Construction work began last Thursday (August 21) on 300 flats for police officers in Hulhumalé.
According to police media, the project was inaugurated at a ceremony on Thursday by Assistant Commissioner of Police Mohamed Sodiq.
Award letters were presented to recipients of the flats last year, who have since been making down-payments.
Down-payments would have to be paid for two years, police explained, and ownership would be transferred to the selected officers after monthly rent is paid for 25 years.
Apartments were awarded to officers with at least 20 years of service and based on a points system used in other housing schemes.
In September 2013, the previous administration awarded 300 flats to police officers under a housing project to be carried out jointly by the government-owned Housing Development Corporation (HDC) and the Police Cooperative Society (POLCO).
Under the MVR580 million (US$37.6 million) ‘Blue’s Housing Project,’ 210 three-bedroom and 90 two-bedroom apartments are to be constructed in Hulhumale’.
In addition to the housing project, then-President Dr Mohamed Waheed awarded 50 flats to senior police and military officers.
The awarding of 300 flats to police officers was criticised by the opposition Maldivian Democratic Party (MDP) as a continuation of the patronage system established during the 30-year reign of former President Maumoon Abdul Gayoom.
“In the light of extensive exposes, such ‘patronage’ is familiar to voters from the single party dictatorship of Gayoom and I believe they will simply say to each other ‘I told you so’,” MDP MP and Spokesperson Hamid Abdul Ghafoor told Minivan News at the time.

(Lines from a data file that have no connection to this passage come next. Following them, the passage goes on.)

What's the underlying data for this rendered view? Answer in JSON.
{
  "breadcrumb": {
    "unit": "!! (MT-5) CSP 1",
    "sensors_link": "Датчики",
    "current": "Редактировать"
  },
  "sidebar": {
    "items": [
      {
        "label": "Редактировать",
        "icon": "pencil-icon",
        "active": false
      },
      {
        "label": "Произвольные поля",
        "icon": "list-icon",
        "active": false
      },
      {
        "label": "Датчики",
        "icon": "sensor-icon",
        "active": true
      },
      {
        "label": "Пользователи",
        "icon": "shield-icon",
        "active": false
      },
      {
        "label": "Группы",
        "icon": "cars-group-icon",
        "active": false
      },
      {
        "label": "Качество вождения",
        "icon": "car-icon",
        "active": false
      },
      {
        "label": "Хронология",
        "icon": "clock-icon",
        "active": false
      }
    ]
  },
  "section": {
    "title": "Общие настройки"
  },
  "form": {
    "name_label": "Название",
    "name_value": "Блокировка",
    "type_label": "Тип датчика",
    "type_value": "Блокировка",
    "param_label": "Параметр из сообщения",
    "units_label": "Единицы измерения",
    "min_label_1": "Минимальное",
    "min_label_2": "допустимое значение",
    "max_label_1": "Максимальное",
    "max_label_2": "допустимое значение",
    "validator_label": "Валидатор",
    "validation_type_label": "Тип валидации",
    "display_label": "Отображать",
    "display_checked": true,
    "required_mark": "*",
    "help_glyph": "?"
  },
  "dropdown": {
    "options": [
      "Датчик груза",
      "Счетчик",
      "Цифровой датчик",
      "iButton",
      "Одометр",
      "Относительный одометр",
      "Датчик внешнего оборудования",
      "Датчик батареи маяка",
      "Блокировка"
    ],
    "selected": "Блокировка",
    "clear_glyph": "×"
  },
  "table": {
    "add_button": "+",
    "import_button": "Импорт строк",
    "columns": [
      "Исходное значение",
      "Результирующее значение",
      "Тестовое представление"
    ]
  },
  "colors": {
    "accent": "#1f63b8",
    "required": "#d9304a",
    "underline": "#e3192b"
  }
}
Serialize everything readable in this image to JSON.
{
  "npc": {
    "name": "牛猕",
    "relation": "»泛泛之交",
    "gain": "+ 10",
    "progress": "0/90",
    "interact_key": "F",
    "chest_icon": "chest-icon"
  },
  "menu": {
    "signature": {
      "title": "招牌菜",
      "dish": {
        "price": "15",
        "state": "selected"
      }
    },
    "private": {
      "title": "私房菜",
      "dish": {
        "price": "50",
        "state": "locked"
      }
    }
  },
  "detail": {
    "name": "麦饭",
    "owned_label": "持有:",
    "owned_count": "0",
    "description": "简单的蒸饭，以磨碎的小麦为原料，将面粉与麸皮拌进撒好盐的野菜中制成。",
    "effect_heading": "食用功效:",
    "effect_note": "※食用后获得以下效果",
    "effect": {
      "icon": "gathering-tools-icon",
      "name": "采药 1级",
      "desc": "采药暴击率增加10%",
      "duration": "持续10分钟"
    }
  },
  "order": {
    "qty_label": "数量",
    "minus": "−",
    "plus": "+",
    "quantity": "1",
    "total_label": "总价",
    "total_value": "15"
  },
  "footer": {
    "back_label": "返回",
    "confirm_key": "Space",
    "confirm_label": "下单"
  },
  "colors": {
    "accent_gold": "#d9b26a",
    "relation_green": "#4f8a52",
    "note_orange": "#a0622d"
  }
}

Ghafoor said it was “very concerning” that police should be given flats exclusively instead of teachers, doctors and other civil servants. He also questioned the selection process for awarding flats.
While some of the officers may have deserved the housing, there was concern that some officers involved in the alleged “coup d’etat” on February 7 had been rewarded with flats, Ghafoor claimed.
Since the controversial transfer of presidential power that brought Dr Waheed to office in February 2012 – in the wake of a violent police mutiny instigated by officers of the Special Operations (SO) command – more than 1000 police officers were promoted, 110 new police officers were hired, arrangements were made for cheap accommodation in Sri Lanka for police officers and their families and a loan scheme was set up for police officers.
In February, President Abdulla Yameen had assured police officers that the construction of the flats would begin in March.
In a visit to the police barracks at Iskandhar Koshi, Yameen said resolving housing issues for police personnel in Malé and the atolls was a high priority of his administration.
The president also said he has personally witnessed the “difficult conditions” that officers were working in the atolls, adding that the government would “prioritise finding an adequate solution” and would strengthen police welfare mechanisms.